Performance: AirPlay’s performance was very similar to iTrip LCD’s without a charger – unlistenable on 103.3 because of problems overwhelming the station. But when a charger was attached, its static level became okay. Indoors, its static level was average, but a high-piitched sound appeared during both silence and music playback. The static level was less noticeable during playback, however, and it sounded good other than the static. Our feelings on AirPlay are twofold: our review unit does better on other stations than this one, and other users’ units may not be as good as the one we have. Despite our review, and based on considerable subsequent information, we continue to recommend caution when considering the AirPlay – buy it only from a store with a good return policy.
Because of lingering questions as to the actual performance of production model iTrip LCDs, it’s hard to predict what the best of the portable FM transmitters will be several weeks from now. Under certain conditions, the current model performs surprisingly well, but under others, it has major issues, as do most of the other portable solutions. Most iPod users have some way to connect their iPods via cable to a home audio system, and we continue to recommend that they choose this course of action if at all possible. Though we can rate these FM transmitters relative to each other, we’re not sure that any of them will satisfy a discerning listener, and even A-rated portable transmitters have issues that will bother many people.

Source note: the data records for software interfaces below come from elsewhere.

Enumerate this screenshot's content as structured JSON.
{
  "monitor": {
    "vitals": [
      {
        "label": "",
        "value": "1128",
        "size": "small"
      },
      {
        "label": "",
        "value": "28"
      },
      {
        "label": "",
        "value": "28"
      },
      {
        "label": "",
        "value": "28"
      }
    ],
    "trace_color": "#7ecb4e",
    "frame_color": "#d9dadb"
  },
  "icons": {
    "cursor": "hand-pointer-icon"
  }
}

A far superior option for any user without a vehicular cassette deck or line-in option is to buy an in-car FM transmitter. Our top recommendations are Kensington’s Digital FM Transmitter, which comes with a car charger and works well on multiple stations, and Newer Technology’s RoadTrip+, which is much less expensive, has no charger, and works well – but only on one station.
If you really want to try your luck with a portable FM transmitter, consider buying a separate car charger such as Griffin’s PowerPod or PowerJolt. You’ll find that their combination with any transmitter will improve the iPod’s broadcasting ability and clarity. And remember to test a number of stations and volume levels before giving up. Each portable FM transmitter except for MyPower FM has peak volume settings that vary from 40-75% of an American iPod’s top volume level. iTrip LCD does some (if not quite perfect in our unit) automatic volume regulation, but the others do not.
As always, we welcome your comments and stories of your FM transmitter experiences, below.